● TASK DETAILS
Produce an exact copy of all the data below, dropping every image.

● RAW DATA
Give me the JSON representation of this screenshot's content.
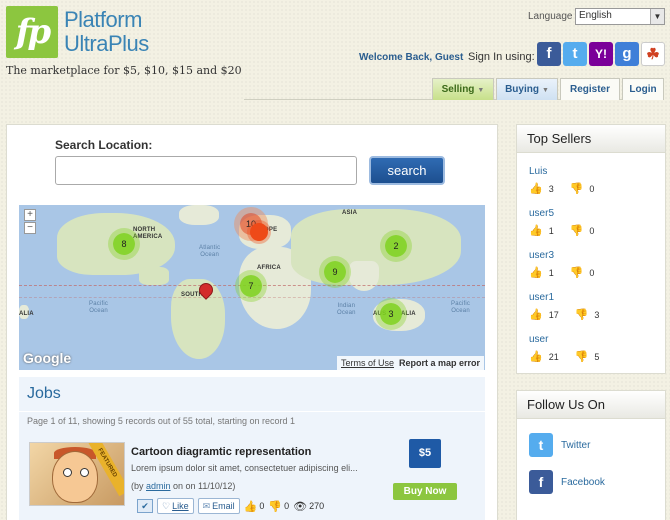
{
  "brand": {
    "logo_mark": "fp",
    "name_line1": "Platform",
    "name_line2": "UltraPlus",
    "tagline": "The marketplace for $5, $10, $15 and $20"
  },
  "language": {
    "label": "Language",
    "selected": "English"
  },
  "auth": {
    "welcome": "Welcome Back, Guest",
    "signin_label": "Sign In using:",
    "providers": [
      {
        "name": "facebook",
        "glyph": "f"
      },
      {
        "name": "twitter",
        "glyph": "t"
      },
      {
        "name": "yahoo",
        "glyph": "Y!"
      },
      {
        "name": "google",
        "glyph": "g"
      },
      {
        "name": "microsoft",
        "glyph": "☘"
      }
    ]
  },
  "nav": {
    "selling": "Selling",
    "buying": "Buying",
    "register": "Register",
    "login": "Login",
    "selected": "Selling"
  },
  "search": {
    "label": "Search Location:",
    "value": "",
    "placeholder": "",
    "button": "search"
  },
  "map": {
    "labels": {
      "north_america": "NORTH\nAMERICA",
      "europe": "OPE",
      "asia": "ASIA",
      "africa": "AFRICA",
      "south_america": "SOUTH",
      "australia": "AUS",
      "australia_tail": "ALIA",
      "left_edge": "ALIA",
      "atlantic": "Atlantic\nOcean",
      "pacific_left": "Pacific\nOcean",
      "pacific_right": "Pacific\nOcean",
      "indian": "Indian\nOcean"
    },
    "clusters": [
      {
        "id": "na",
        "count": "8",
        "hot": false
      },
      {
        "id": "eu",
        "count": "10",
        "hot": true
      },
      {
        "id": "asia",
        "count": "2",
        "hot": false
      },
      {
        "id": "africa",
        "count": "9",
        "hot": false
      },
      {
        "id": "sa",
        "count": "7",
        "hot": false
      },
      {
        "id": "aus",
        "count": "3",
        "hot": false
      }
    ],
    "zoom_in": "+",
    "zoom_out": "−",
    "terms": "Terms of Use",
    "report": "Report a map error",
    "google": "Google"
  },
  "jobs": {
    "title": "Jobs",
    "meta": "Page 1 of 11, showing 5 records out of 55 total, starting on record 1",
    "items": [
      {
        "title": "Cartoon diagramtic representation",
        "description": "Lorem ipsum dolor sit amet, consectetuer adipiscing eli...",
        "by_prefix": "(by ",
        "author": "admin",
        "by_suffix": " on on 11/10/12)",
        "price": "$5",
        "buy_label": "Buy Now",
        "ribbon": "FEATURED",
        "like_label": "Like",
        "email_label": "Email",
        "thumbs_up": "0",
        "thumbs_down": "0",
        "views": "270"
      }
    ]
  },
  "top_sellers": {
    "title": "Top Sellers",
    "items": [
      {
        "name": "Luis",
        "up": "3",
        "down": "0"
      },
      {
        "name": "user5",
        "up": "1",
        "down": "0"
      },
      {
        "name": "user3",
        "up": "1",
        "down": "0"
      },
      {
        "name": "user1",
        "up": "17",
        "down": "3"
      },
      {
        "name": "user",
        "up": "21",
        "down": "5"
      }
    ]
  },
  "follow": {
    "title": "Follow Us On",
    "items": [
      {
        "label": "Twitter",
        "glyph": "t"
      },
      {
        "label": "Facebook",
        "glyph": "f"
      }
    ]
  },
  "colors": {
    "brand_green": "#8cc63f",
    "brand_blue": "#3a84b5",
    "link_blue": "#2a6a9e",
    "button_blue": "#1f5aa6"
  }
}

● WRITTEN ANSWER
Give me the JSON representation of this screenshot's content.
{
  "brand": {
    "logo_mark": "fp",
    "name_line1": "Platform",
    "name_line2": "UltraPlus",
    "tagline": "The marketplace for $5, $10, $15 and $20"
  },
  "language": {
    "label": "Language",
    "selected": "English"
  },
  "auth": {
    "welcome": "Welcome Back, Guest",
    "signin_label": "Sign In using:",
    "providers": [
      {
        "name": "facebook",
        "glyph": "f"
      },
      {
        "name": "twitter",
        "glyph": "t"
      },
      {
        "name": "yahoo",
        "glyph": "Y!"
      },
      {
        "name": "google",
        "glyph": "g"
      },
      {
        "name": "microsoft",
        "glyph": "☘"
      }
    ]
  },
  "nav": {
    "selling": "Selling",
    "buying": "Buying",
    "register": "Register",
    "login": "Login",
    "selected": "Selling"
  },
  "search": {
    "label": "Search Location:",
    "value": "",
    "placeholder": "",
    "button": "search"
  },
  "map": {
    "labels": {
      "north_america": "NORTH\nAMERICA",
      "europe": "OPE",
      "asia": "ASIA",
      "africa": "AFRICA",
      "south_america": "SOUTH",
      "australia": "AUS",
      "australia_tail": "ALIA",
      "left_edge": "ALIA",
      "atlantic": "Atlantic\nOcean",
      "pacific_left": "Pacific\nOcean",
      "pacific_right": "Pacific\nOcean",
      "indian": "Indian\nOcean"
    },
    "clusters": [
      {
        "id": "na",
        "count": "8",
        "hot": false
      },
      {
        "id": "eu",
        "count": "10",
        "hot": true
      },
      {
        "id": "asia",
        "count": "2",
        "hot": false
      },
      {
        "id": "africa",
        "count": "9",
        "hot": false
      },
      {
        "id": "sa",
        "count": "7",
        "hot": false
      },
      {
        "id": "aus",
        "count": "3",
        "hot": false
      }
    ],
    "zoom_in": "+",
    "zoom_out": "−",
    "terms": "Terms of Use",
    "report": "Report a map error",
    "google": "Google"
  },
  "jobs": {
    "title": "Jobs",
    "meta": "Page 1 of 11, showing 5 records out of 55 total, starting on record 1",
    "items": [
      {
        "title": "Cartoon diagramtic representation",
        "description": "Lorem ipsum dolor sit amet, consectetuer adipiscing eli...",
        "by_prefix": "(by ",
        "author": "admin",
        "by_suffix": " on on 11/10/12)",
        "price": "$5",
        "buy_label": "Buy Now",
        "ribbon": "FEATURED",
        "like_label": "Like",
        "email_label": "Email",
        "thumbs_up": "0",
        "thumbs_down": "0",
        "views": "270"
      }
    ]
  },
  "top_sellers": {
    "title": "Top Sellers",
    "items": [
      {
        "name": "Luis",
        "up": "3",
        "down": "0"
      },
      {
        "name": "user5",
        "up": "1",
        "down": "0"
      },
      {
        "name": "user3",
        "up": "1",
        "down": "0"
      },
      {
        "name": "user1",
        "up": "17",
        "down": "3"
      },
      {
        "name": "user",
        "up": "21",
        "down": "5"
      }
    ]
  },
  "follow": {
    "title": "Follow Us On",
    "items": [
      {
        "label": "Twitter",
        "glyph": "t"
      },
      {
        "label": "Facebook",
        "glyph": "f"
      }
    ]
  },
  "colors": {
    "brand_green": "#8cc63f",
    "brand_blue": "#3a84b5",
    "link_blue": "#2a6a9e",
    "button_blue": "#1f5aa6"
  }
}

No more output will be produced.